“E3, those five days, is the opportunity for the world to find out what’s new for video games as entertainment,” Fils-Aime told IGN. “And during that time, we generate more engagement than…whether it’s CES or Comic-Con, or other big entertainment events. People tune in to find out what’s new and to have first playable experiences for our industry. That’s why E3 is important to Nintendo.”
It seems as though the tides are changing for console makers in recent years, as companies handle things in-house. Nintendo’s focus is on the main stage at E3, while stage shows and media briefings are now saved for Direct showcases. Microsoft continues to hold its own Xbox-themed XO event, while Sony remains undecided about its PlayStation Experience.
“For us it’s a very effective opportunity to deliver our message, and therefore it’s a bit of a no-brainer for us to participate,” Fils-Aime said. “Now, what’s important as an industry, though, is that E3 in total continues to innovate and it continues to be that leading opportunity to drive consumer engagement in this way. So that’s why we participate. That’s why I sit on the board of the ESA and help drive some of this thinking. It’s important to us.”
Recently, Nintendo has used E3 to flesh out titles due for release within the year with Fils-Aime noting that exceptions are only chosen if there’s a good reason behind it. The primary example given was Pokémon’s upcoming mainline entry for the Switch in 2019, which was announced alongside this year’s Let’s Go Pikachu and Eevee.
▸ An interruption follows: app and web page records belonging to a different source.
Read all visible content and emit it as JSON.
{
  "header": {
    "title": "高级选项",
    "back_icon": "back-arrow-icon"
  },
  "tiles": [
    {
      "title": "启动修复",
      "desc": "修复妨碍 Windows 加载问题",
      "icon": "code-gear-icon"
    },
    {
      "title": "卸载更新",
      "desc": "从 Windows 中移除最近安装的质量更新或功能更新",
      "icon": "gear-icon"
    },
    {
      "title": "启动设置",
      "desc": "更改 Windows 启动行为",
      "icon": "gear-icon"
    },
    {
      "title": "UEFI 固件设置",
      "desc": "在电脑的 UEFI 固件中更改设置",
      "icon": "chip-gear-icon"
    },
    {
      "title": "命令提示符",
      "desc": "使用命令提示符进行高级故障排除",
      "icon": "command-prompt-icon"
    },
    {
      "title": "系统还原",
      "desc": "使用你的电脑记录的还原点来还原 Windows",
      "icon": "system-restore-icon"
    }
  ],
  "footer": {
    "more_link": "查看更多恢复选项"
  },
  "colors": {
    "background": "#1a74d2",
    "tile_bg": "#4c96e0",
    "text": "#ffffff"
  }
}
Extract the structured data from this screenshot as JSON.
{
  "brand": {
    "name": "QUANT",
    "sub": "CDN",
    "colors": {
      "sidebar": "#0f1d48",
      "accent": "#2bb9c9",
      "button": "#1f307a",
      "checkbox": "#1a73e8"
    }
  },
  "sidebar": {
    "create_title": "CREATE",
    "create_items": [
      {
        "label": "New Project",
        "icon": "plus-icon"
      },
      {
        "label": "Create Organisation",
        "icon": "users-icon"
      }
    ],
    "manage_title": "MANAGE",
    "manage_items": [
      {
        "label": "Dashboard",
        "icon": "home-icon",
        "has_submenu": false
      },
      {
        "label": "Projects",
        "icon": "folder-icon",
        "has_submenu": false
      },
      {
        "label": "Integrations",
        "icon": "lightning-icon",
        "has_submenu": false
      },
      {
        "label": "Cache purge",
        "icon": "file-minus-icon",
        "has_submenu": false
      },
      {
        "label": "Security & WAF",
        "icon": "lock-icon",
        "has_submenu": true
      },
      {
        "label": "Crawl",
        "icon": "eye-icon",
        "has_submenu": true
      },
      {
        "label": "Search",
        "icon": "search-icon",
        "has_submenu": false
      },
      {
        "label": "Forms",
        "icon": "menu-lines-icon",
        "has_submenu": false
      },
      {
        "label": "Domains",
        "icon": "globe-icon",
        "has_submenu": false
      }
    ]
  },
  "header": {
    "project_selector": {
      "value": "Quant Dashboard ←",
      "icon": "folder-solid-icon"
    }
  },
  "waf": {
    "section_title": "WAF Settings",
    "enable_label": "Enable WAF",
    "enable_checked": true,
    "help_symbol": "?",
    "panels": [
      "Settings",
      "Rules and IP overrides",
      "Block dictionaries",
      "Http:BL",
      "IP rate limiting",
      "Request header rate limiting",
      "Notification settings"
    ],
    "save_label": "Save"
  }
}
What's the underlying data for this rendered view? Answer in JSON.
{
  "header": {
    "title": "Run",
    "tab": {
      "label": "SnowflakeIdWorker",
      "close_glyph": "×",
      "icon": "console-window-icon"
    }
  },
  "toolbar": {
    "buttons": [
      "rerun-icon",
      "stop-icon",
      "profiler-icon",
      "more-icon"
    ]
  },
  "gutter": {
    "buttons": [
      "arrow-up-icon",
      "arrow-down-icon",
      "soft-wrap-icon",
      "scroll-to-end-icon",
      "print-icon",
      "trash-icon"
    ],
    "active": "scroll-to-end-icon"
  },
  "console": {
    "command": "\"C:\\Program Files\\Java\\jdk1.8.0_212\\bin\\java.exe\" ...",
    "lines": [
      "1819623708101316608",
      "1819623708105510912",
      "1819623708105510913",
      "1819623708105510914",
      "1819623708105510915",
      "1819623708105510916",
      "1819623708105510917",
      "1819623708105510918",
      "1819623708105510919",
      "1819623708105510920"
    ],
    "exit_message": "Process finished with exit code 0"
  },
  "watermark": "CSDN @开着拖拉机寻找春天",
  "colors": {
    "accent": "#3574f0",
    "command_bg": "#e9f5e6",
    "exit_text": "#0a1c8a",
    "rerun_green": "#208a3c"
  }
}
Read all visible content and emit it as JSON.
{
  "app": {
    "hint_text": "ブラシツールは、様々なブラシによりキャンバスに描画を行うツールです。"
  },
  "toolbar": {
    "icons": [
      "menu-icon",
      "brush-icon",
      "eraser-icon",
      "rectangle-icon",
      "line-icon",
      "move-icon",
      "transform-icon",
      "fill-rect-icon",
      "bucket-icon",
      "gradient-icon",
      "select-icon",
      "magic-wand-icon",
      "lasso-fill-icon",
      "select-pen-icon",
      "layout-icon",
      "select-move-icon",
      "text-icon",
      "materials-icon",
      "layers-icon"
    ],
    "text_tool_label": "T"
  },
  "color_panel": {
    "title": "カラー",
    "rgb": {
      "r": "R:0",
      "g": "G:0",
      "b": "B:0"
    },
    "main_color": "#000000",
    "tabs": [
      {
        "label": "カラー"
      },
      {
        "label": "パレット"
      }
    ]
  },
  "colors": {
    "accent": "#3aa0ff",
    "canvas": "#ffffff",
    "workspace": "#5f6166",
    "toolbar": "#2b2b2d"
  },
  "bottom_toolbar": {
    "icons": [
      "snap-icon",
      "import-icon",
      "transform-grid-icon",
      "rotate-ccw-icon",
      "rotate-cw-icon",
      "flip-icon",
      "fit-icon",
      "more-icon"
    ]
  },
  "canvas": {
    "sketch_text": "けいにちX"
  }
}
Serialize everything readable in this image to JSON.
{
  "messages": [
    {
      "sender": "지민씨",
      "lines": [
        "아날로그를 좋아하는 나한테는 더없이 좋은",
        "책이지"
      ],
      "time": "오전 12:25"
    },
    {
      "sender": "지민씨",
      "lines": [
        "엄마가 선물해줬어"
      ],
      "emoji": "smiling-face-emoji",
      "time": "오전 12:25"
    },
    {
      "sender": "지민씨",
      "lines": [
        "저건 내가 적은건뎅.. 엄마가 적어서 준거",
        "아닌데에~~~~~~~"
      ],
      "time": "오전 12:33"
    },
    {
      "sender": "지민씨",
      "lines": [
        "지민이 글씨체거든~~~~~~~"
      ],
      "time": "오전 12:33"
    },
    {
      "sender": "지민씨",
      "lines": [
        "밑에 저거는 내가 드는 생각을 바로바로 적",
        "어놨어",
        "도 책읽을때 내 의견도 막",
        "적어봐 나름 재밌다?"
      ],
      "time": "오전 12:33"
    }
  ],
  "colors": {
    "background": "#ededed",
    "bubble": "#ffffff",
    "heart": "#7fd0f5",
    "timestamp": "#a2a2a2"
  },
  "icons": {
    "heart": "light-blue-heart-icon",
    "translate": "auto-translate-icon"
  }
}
Nintendo also had its reasons for announcing Metroid Prime 4 last year, way ahead of development. This was the firm’s way of dipping its toe back into the series after the commercial failure of Metroid Prime: Federation Force for 3DS.
“Maybe we have two experiences within a particular franchise, and we know that one might be maybe a non-traditional representation of that franchise,” he continued. “Or maybe then it’s important for us to frame that the more traditional visualization of that franchise is coming. ‘Fans, don’t worry, but here’s something different to tide you over in the meantime.’ So that’s how we think about it, and how we approach our consumer communication. We want to be near-end. We want to deliver news when it’s most meaningful. We don’t want to be so far out that the consumer either loses interest, or worse, gets frustrated.”
KitGuru Says: It’s good to know that Nintendo is keeping to its traditions, even if times are changing. Personally, I’ve always loved Nintendo’s presence at E3 and The Game Awards, and wouldn’t like to see that change any time soon.